Because the president has exempted military personnel accounts from the effects of a possible sequestration in FY2014, cuts to other accounts would have to be increased if sequestration went into effect. This would worsen the detrimental effects on readiness and modernization, according to administration officials.
DoD Under Secretary of Defense for Acquisition, Technology, and Logistics Frank Kendall told personnel at the Patuxent Naval Air Station this week that he thinks sequestration will happen in FY2014 and that DoD “will start assuming sequestration from Day One [October 1, 2013].” Because military personnel accounts will be exempted, Kendall said he expects the civilian workforce, contractors, and the investment accounts to bear the brunt of the cuts. He stressed that he hopes DoD can avoid furloughs and reductions-in-force in FY2014, but cautioned that they may be necessary.

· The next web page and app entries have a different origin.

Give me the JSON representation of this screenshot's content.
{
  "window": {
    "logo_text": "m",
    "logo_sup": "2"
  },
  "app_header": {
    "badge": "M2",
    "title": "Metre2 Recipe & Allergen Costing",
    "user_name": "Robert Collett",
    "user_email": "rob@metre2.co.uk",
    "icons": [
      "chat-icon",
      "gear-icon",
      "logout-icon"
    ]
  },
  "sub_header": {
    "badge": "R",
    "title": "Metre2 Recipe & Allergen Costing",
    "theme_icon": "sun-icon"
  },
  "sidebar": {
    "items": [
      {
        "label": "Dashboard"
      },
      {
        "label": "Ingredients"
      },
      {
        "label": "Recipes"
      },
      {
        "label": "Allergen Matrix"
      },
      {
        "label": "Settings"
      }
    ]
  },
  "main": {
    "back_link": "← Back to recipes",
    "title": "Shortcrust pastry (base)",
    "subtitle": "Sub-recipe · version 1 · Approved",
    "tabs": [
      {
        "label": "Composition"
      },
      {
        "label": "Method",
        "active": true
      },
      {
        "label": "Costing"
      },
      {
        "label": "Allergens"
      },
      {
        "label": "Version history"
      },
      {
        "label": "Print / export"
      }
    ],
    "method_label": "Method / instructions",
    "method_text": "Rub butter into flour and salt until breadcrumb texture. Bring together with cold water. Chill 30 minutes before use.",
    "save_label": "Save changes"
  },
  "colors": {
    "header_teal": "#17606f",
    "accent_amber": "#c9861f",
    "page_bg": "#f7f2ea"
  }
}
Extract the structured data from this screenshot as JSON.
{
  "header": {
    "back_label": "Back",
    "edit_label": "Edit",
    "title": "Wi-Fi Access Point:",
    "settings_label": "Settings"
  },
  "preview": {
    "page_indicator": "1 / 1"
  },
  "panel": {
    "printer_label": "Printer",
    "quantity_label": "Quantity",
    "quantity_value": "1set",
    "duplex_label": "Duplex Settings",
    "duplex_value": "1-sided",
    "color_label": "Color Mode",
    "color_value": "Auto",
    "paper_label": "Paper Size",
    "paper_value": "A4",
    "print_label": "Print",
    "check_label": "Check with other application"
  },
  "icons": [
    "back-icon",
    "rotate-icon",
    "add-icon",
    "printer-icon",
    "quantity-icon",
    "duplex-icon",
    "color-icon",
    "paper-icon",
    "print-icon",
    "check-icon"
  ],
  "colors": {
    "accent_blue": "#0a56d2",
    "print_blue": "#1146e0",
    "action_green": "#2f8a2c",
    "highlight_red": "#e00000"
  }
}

Another DoD acquisition official, Elana Broitman, acting Deputy Assistant Secretary for Manufacturing and Industrial Base Policy echoed Kendall’s comments. Speaking to a defense cooperation conference in Washington, Broitman said sequestration will not go away in the near future. Telling her audience that sequestration will affect defense contractors and the industrial base as well as other accounts, she said “we don’t have a choice but to take a hard look at investments.” She warned that DoD must carefully consider how to make cuts to defense-related research when implementing sequestration, otherwise “we jeopardize lives, and the longer-term security interests” of the U.S. and its allies.
Chief of Naval Operations ADM Jonathan Greenert said this week that it would take the Navy years to recover from the effects of sequestration and operating under continuing resolutions (CRs). Sequestration would force the Navy to take a cut of $14 billion, he said, which could force the Navy to cancel one-half of its ship availability. In addition, he said the Navy would have to “cancel a lot of aircraft availabilities,” reduce training for non-deployed personnel, and cut the aircraft and shipbuilding programs. “I would see the loss of a littoral combat ship, an afloat-forward staging base and advanced procurement for a Virginia-class submarine and a carrier overhaul.” Arguing for more reprogramming authority from Congress if sequestration is implemented, Greenert said the Navy could lose a submarine and a destroyer if it could not move money from lower priority programs to those accounts. He also the Navy could lose about 25 new aircraft in FY2014.
With the beginning of FY2014 less than four weeks away, final congressional action on FY2014 appropriations bills is not even close and talks on a sequester fix appear to have been suspended. Congress will spend most of its time next week debating and voting on the administration’s proposal to take action against Syria for using chemical weapons. Also, Congress will have to deal with a possible breach of the debt ceiling in October or November.
House Speaker John Boehner (R-OH) has already said he expects the House to pass a Continuing Resolution (CR) soon to avoid a government shutdown while Congress tries to finish action on FY2014 appropriations. So, it appears highly likely that sequestration will go into effect, at least for a while.